Unsurprisingly, Burma’s Aung San Suu Kyi and President Thein Sein lead the list for the reform work their unexpected alliance and the work they’re doing for their country.

Other dynamic duos included Bill and Hillary Clinton, Bill and Melinda Gates, Bibi and Ehud Barak, and Meir Dagan and Yuval Diskin (ran out of Bs.. These former intelligence officers are on the list for the exact opposite reason Bibi and Barak are included).

The pairing continues throughout the list, including with Number(s) 19, Rima Dali and Bassel Khartabil, who were highlighted for their work for peaceful activism in Syria. Rima was briefly arrested back in April for holding a banner that reads, “Stop the killing. We want to build a country for all Syrians.” After her arrest, supporters recreated the protest.
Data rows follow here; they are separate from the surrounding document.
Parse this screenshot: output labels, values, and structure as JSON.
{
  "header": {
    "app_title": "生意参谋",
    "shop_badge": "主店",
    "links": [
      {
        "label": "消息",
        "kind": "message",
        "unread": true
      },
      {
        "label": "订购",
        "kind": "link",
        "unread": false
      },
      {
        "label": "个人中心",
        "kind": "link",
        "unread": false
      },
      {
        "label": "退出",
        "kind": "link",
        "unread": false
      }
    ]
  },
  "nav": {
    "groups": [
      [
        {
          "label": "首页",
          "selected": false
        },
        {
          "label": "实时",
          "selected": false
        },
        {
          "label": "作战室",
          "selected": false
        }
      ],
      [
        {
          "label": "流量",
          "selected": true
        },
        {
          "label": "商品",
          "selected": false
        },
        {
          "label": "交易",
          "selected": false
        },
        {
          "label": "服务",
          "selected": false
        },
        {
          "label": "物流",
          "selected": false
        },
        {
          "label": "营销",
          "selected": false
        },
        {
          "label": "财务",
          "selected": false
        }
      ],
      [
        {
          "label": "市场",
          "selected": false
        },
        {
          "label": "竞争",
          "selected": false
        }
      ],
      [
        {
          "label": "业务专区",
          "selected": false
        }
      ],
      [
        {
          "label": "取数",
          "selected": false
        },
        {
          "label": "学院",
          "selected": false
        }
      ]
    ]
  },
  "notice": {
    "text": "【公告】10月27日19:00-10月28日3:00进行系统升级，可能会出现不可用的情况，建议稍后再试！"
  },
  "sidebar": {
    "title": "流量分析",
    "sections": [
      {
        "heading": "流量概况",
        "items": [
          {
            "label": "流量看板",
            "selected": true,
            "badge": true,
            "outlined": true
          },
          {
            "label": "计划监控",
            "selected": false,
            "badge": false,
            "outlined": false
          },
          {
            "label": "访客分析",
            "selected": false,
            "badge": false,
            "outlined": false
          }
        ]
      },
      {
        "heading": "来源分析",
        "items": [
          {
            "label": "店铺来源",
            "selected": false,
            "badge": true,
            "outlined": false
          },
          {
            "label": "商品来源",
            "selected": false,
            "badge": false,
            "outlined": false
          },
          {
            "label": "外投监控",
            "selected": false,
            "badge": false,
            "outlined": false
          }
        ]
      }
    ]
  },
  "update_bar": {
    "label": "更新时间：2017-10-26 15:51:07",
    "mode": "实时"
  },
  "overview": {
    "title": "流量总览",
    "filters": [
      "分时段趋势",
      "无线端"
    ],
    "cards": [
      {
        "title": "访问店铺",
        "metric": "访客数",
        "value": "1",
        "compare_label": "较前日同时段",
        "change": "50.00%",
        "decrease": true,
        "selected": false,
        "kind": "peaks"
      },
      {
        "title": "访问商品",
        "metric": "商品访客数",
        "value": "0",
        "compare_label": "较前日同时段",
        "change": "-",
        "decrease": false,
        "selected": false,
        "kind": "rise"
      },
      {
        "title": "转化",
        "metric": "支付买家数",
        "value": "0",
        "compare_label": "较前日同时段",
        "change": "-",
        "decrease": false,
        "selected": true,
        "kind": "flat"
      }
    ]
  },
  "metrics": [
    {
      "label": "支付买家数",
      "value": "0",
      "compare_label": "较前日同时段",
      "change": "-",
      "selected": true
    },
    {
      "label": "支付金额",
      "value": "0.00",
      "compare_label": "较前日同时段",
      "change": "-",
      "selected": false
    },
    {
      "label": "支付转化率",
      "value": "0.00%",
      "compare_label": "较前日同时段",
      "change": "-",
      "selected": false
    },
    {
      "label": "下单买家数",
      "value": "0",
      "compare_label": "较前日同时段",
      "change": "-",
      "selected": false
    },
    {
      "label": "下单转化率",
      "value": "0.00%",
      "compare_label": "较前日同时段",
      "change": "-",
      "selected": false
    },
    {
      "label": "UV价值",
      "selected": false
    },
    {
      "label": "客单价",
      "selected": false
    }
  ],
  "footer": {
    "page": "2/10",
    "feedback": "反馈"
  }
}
After her release, Rima told reporters, “We all want to stop the killing, and build a Syria for all Syrians. We look for hope, day in, day out.”

Bassel has been the subject of a twitter hash campaign (#FREEBASSEL) since his disappearance in March. He’s believed to be held in Damascus. A dedicated open-source software developer, Bassel has contributed to such projects as Creative Commons and Wikipedia. I hope we get a chance to see what he can contribute to the article on the Syrian revolution, and that we get to close that chapter soon..

I also liked that Foreign Policy gave high marks to David Blankenhorn, Narayana Kocherlakota, and Richard  A. Muller “for changing their minds.” The men came in at #10. An activist, economist, and physicist respectively, each man, prominent in their fields, changed course after careful consideration of all the information placed before them. Head to the FP piece to read more about their reversals, but I think Sophia would agree with me in saying that we support honest and open debate anywhere, and when that leads to individuals changing their opinions because they feel they are better informed, we all end up better for it. Intelligent debate is better debate 🙂